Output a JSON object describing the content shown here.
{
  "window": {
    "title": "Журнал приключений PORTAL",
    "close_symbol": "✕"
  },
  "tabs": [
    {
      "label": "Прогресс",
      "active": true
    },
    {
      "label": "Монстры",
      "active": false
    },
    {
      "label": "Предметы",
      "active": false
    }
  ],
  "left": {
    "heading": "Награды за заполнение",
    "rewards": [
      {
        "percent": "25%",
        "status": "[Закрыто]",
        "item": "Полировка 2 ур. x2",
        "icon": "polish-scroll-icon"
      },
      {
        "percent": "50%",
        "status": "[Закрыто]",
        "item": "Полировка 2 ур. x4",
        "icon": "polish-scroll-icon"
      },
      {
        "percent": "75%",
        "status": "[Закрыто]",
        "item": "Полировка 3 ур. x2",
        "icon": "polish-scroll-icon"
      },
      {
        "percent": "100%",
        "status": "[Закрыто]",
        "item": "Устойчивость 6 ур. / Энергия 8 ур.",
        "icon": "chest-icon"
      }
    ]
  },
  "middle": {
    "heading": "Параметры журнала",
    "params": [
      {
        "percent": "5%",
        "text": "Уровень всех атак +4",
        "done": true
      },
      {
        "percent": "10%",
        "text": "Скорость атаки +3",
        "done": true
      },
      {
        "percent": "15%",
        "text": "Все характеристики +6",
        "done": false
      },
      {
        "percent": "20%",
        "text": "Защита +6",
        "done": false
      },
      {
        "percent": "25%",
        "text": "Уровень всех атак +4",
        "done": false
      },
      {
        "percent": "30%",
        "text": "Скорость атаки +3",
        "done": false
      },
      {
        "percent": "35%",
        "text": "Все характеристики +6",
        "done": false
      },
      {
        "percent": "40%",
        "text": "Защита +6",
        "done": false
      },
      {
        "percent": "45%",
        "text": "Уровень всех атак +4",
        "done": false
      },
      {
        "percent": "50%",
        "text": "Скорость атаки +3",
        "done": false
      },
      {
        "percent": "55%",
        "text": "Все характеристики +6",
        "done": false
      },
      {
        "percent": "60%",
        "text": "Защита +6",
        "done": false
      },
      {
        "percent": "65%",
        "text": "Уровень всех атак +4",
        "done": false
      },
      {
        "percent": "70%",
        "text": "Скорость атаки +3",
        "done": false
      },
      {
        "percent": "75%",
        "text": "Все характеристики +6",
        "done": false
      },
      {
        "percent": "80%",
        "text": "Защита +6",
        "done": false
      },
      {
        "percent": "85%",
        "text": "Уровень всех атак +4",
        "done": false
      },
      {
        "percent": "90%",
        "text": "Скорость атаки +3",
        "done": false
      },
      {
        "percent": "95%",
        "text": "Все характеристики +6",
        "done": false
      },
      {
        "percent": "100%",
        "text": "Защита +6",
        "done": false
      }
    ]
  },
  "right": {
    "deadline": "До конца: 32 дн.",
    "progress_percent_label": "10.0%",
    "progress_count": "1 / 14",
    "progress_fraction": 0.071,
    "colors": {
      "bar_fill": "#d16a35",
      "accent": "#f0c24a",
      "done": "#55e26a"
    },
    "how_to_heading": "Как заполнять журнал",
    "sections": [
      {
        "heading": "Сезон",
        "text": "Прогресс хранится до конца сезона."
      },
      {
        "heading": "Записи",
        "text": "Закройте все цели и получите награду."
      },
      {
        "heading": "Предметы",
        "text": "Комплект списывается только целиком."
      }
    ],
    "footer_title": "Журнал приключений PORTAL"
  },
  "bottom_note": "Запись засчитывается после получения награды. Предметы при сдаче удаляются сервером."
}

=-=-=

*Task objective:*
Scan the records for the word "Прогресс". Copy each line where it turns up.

*Exercise output:*
      "label": "Прогресс",
        "text": "Прогресс хранится до конца сезона."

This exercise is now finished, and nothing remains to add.